We look into the history of Backlash and why there’s often ‘Mania rematches dominating the show.

Wrestling: WWE-Wrestlemania Joe Camporeale-USA TODAY Sports

WWE’s Wrestlemania Backlash pay-per-view is set for Sunday and a large portion of the small card looks oddly familiar.

Charlotte Flair vs. Ronda Rousey, Cody Rhodes vs. Seth Rollins, AJ Styles vs. Edge, and Bobby Lashley vs. Omos are among the bouts that are straight up rematches from Wrestlemania 38 just one month ago. While a few of these bouts could potentially top the original in Providence, RI, on Sunday, some fans have wondered aloud why are there so many rematches at the April PPV?

The answer to to that question is, well, that’s more or less always been the point of Backlash. The name itself “Backlash” implies the direct fallout from the biggest show of the year. The company has leaned the concept so much that it started to officially call it “Wrestlemania Backlash” last year.

Introduced as the post-Wrestlemania PPV in 1999, Backlash have often featured either rematches or variations of the matches you just saw at ‘Mania as some of these major feuds continue into the spring. With these performers getting an opportunity to fine tune and perfect their matches on the house show circuit following Wrestlemania, sometimes the Backlash encounter ends up being far superior to the one at the big show.

Examples of this begins with the first Backlash PPV in 1999 as Stone Cold Steve Austin faced The Rock in a rematch from their main event encounter at Wrestlemania 15 the month prior. They were able to build more upon the ‘Mania bout and delivered arguably a better match. A year later, the WWE decided to keep it simple and do The Rock vs. Triple H in the main event of show, a sharp contrast from the overcomplicated Fatal 4-Way match that featured the two at Wrestlemania 16 beforehand.
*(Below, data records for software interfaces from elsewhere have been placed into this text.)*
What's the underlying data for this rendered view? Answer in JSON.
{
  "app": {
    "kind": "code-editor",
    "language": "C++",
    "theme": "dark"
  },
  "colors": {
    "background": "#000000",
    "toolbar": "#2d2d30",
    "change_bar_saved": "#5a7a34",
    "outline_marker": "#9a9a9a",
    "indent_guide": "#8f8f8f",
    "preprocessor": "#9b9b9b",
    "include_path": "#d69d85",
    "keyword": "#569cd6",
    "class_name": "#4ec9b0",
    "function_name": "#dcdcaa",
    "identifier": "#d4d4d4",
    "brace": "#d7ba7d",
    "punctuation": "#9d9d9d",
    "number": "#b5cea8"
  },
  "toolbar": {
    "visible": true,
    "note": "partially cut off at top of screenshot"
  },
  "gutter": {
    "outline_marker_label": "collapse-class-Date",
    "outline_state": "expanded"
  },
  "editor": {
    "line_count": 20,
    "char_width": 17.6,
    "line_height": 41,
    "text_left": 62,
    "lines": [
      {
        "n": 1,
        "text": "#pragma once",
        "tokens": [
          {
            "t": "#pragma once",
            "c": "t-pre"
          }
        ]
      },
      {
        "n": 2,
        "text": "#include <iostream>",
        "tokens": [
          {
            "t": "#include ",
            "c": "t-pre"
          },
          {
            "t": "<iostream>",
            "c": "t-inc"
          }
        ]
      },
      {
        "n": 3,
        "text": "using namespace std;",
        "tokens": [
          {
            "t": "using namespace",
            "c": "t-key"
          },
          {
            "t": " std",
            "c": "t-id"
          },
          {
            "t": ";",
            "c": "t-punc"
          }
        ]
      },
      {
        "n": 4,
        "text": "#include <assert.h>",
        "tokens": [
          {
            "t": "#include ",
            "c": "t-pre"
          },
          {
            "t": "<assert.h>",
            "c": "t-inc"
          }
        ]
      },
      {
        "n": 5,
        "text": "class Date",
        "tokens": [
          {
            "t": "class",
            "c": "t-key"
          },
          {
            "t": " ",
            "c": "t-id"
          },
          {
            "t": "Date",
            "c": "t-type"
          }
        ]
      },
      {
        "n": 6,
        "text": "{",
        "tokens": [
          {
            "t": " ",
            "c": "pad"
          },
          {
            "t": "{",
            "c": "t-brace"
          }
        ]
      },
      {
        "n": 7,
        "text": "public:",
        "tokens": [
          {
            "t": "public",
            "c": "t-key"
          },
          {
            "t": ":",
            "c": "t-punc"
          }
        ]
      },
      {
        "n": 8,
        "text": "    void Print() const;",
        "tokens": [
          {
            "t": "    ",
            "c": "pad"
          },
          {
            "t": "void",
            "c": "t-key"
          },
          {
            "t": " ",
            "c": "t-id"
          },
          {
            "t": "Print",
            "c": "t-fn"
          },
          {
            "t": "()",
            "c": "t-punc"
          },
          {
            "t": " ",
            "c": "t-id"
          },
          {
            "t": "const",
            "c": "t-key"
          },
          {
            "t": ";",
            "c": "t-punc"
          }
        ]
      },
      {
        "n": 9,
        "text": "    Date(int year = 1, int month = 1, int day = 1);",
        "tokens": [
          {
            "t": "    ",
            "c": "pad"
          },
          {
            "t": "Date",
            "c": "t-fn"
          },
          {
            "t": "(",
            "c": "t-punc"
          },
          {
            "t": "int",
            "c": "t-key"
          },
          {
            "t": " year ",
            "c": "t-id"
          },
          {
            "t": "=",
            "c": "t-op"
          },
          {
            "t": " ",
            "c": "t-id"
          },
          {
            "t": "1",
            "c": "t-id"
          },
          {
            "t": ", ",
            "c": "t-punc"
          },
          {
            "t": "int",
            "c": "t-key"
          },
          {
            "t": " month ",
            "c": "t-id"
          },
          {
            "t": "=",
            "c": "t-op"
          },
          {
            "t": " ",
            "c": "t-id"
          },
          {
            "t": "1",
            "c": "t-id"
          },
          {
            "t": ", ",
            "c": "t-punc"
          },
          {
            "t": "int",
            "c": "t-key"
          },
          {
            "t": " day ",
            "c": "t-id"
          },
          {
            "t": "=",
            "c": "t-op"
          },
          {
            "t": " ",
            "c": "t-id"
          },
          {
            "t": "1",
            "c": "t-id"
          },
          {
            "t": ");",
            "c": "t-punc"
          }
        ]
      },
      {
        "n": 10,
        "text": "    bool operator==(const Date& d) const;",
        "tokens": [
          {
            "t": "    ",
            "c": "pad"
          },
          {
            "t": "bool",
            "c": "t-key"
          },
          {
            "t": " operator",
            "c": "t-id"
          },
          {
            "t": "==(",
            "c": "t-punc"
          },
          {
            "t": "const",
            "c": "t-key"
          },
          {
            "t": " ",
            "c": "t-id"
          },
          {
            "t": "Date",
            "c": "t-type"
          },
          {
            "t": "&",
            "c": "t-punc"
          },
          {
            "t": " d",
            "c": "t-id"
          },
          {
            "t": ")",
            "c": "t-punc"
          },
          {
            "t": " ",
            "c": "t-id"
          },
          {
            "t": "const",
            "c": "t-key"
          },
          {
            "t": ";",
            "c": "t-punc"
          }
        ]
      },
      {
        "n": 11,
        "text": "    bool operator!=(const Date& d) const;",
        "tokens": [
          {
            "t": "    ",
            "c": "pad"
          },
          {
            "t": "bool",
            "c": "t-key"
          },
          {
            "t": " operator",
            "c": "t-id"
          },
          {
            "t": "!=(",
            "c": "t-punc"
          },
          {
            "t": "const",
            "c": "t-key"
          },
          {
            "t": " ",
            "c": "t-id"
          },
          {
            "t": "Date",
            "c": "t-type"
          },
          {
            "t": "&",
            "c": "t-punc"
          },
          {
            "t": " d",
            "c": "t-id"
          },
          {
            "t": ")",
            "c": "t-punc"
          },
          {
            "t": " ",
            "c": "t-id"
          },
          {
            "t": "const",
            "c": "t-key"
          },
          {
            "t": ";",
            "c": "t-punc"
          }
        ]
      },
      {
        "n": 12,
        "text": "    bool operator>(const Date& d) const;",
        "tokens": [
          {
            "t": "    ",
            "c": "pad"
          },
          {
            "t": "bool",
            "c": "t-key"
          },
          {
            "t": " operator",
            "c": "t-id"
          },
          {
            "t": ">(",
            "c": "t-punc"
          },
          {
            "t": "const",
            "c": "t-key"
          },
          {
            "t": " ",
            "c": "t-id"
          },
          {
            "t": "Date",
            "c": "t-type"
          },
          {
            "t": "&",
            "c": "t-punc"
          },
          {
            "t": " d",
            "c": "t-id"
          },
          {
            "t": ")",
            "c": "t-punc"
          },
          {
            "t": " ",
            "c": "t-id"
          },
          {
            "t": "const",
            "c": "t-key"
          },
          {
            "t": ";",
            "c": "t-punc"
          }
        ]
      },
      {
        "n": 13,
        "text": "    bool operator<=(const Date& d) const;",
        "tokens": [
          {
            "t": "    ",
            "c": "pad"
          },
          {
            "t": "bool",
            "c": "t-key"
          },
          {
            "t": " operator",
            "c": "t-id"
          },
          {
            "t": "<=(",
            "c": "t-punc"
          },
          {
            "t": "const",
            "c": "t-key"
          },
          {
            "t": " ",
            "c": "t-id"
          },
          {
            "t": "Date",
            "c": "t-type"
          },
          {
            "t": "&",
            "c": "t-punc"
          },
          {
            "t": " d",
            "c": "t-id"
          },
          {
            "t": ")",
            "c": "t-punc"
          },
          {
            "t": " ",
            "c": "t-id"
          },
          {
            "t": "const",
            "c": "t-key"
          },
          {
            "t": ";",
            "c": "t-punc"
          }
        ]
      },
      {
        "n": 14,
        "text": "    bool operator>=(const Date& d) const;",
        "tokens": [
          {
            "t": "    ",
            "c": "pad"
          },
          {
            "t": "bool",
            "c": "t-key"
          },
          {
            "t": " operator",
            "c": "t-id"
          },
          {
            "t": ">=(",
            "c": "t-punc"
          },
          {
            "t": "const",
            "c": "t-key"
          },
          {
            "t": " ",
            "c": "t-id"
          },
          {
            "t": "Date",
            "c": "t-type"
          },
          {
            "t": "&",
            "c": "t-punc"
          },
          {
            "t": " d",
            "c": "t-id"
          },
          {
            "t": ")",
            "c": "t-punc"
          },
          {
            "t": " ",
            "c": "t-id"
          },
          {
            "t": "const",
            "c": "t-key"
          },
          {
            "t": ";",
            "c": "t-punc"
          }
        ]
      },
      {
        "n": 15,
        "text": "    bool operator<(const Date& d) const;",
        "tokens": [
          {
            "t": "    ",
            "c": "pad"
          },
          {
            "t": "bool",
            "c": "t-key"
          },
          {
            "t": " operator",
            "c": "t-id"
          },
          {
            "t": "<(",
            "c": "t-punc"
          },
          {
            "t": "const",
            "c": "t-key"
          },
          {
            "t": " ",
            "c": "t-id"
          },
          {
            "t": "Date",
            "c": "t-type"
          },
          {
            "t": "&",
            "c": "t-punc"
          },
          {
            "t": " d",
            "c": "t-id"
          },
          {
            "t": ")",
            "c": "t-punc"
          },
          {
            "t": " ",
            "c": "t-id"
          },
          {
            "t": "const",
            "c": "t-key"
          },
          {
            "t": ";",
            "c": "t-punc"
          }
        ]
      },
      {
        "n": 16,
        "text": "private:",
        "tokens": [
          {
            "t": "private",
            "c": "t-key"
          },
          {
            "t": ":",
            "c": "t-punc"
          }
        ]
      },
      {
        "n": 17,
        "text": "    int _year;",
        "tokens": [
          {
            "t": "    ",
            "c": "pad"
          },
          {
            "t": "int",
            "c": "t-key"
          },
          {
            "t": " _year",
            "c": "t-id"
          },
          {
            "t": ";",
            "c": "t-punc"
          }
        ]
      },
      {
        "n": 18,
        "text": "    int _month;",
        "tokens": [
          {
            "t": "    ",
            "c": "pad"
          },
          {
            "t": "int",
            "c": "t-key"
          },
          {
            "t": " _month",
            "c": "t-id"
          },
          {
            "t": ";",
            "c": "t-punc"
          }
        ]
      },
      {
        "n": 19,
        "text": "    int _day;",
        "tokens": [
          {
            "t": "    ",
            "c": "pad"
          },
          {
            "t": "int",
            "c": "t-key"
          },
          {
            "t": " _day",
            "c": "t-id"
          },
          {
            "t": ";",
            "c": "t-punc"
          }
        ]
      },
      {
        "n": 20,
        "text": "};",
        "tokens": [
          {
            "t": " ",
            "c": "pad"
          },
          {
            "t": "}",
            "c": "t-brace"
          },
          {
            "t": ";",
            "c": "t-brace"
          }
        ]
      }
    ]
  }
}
What resulted was one of the greatest PPV main events of the Attitude Era.

Other examples includes the 2005 show where Batista retained the World Heavyweight Championship against Triple H in a rematch from Wrestlemania 21 and 2009 where after participating in a Wrestlemania 25 triple-threat, John Cena and Edge tore the house down in a Last Man Standing match.

Rematches have been the primary purpose of the show since the beginning. And that can be a good things, as sometimes the second act is better than the first.